■ PROBLEM DETAILS:
Every record must be copied exactly.

■ MATERIAL FOR THIS EXERCISE:
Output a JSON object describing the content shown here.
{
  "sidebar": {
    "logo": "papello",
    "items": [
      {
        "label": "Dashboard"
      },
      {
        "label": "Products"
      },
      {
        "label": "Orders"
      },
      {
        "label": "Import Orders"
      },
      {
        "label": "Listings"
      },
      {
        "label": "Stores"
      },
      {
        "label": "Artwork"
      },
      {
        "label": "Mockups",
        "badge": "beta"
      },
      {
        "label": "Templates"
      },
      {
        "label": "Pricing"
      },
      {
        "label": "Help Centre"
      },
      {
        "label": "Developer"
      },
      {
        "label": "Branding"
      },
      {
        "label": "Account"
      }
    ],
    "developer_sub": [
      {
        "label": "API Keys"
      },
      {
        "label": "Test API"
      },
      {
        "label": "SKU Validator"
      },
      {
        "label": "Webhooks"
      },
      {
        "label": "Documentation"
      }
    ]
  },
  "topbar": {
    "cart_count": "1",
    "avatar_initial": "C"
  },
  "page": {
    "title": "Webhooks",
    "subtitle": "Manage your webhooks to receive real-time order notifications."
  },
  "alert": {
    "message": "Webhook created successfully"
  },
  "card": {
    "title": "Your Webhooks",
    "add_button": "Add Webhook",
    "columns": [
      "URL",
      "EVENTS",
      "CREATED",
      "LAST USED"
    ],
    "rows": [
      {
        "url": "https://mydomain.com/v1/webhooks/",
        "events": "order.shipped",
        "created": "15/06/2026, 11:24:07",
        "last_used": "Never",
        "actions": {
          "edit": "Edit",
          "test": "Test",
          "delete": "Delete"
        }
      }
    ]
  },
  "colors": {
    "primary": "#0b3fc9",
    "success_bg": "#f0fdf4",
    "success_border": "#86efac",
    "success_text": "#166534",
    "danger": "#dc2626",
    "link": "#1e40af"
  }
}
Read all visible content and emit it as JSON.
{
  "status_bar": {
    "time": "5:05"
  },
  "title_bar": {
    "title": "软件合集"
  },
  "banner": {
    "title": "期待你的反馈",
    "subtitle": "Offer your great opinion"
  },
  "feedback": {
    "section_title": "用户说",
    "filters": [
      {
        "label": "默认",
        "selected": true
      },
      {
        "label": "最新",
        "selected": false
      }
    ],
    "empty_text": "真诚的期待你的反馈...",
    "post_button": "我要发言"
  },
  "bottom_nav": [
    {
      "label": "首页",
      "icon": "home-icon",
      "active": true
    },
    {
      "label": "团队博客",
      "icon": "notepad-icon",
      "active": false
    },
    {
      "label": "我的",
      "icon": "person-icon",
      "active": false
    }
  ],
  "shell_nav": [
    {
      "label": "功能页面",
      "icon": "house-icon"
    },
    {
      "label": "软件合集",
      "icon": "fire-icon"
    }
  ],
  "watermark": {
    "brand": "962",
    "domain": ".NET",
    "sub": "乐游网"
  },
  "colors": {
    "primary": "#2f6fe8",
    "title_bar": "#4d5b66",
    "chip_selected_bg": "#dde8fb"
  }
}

■ ANSWER FOR THIS EXERCISE:
Output a JSON object describing the content shown here.
{
  "sidebar": {
    "logo": "papello",
    "items": [
      {
        "label": "Dashboard"
      },
      {
        "label": "Products"
      },
      {
        "label": "Orders"
      },
      {
        "label": "Import Orders"
      },
      {
        "label": "Listings"
      },
      {
        "label": "Stores"
      },
      {
        "label": "Artwork"
      },
      {
        "label": "Mockups",
        "badge": "beta"
      },
      {
        "label": "Templates"
      },
      {
        "label": "Pricing"
      },
      {
        "label": "Help Centre"
      },
      {
        "label": "Developer"
      },
      {
        "label": "Branding"
      },
      {
        "label": "Account"
      }
    ],
    "developer_sub": [
      {
        "label": "API Keys"
      },
      {
        "label": "Test API"
      },
      {
        "label": "SKU Validator"
      },
      {
        "label": "Webhooks"
      },
      {
        "label": "Documentation"
      }
    ]
  },
  "topbar": {
    "cart_count": "1",
    "avatar_initial": "C"
  },
  "page": {
    "title": "Webhooks",
    "subtitle": "Manage your webhooks to receive real-time order notifications."
  },
  "alert": {
    "message": "Webhook created successfully"
  },
  "card": {
    "title": "Your Webhooks",
    "add_button": "Add Webhook",
    "columns": [
      "URL",
      "EVENTS",
      "CREATED",
      "LAST USED"
    ],
    "rows": [
      {
        "url": "https://mydomain.com/v1/webhooks/",
        "events": "order.shipped",
        "created": "15/06/2026, 11:24:07",
        "last_used": "Never",
        "actions": {
          "edit": "Edit",
          "test": "Test",
          "delete": "Delete"
        }
      }
    ]
  },
  "colors": {
    "primary": "#0b3fc9",
    "success_bg": "#f0fdf4",
    "success_border": "#86efac",
    "success_text": "#166534",
    "danger": "#dc2626",
    "link": "#1e40af"
  }
}
Read all visible content and emit it as JSON.
{
  "status_bar": {
    "time": "5:05"
  },
  "title_bar": {
    "title": "软件合集"
  },
  "banner": {
    "title": "期待你的反馈",
    "subtitle": "Offer your great opinion"
  },
  "feedback": {
    "section_title": "用户说",
    "filters": [
      {
        "label": "默认",
        "selected": true
      },
      {
        "label": "最新",
        "selected": false
      }
    ],
    "empty_text": "真诚的期待你的反馈...",
    "post_button": "我要发言"
  },
  "bottom_nav": [
    {
      "label": "首页",
      "icon": "home-icon",
      "active": true
    },
    {
      "label": "团队博客",
      "icon": "notepad-icon",
      "active": false
    },
    {
      "label": "我的",
      "icon": "person-icon",
      "active": false
    }
  ],
  "shell_nav": [
    {
      "label": "功能页面",
      "icon": "house-icon"
    },
    {
      "label": "软件合集",
      "icon": "fire-icon"
    }
  ],
  "watermark": {
    "brand": "962",
    "domain": ".NET",
    "sub": "乐游网"
  },
  "colors": {
    "primary": "#2f6fe8",
    "title_bar": "#4d5b66",
    "chip_selected_bg": "#dde8fb"
  }
}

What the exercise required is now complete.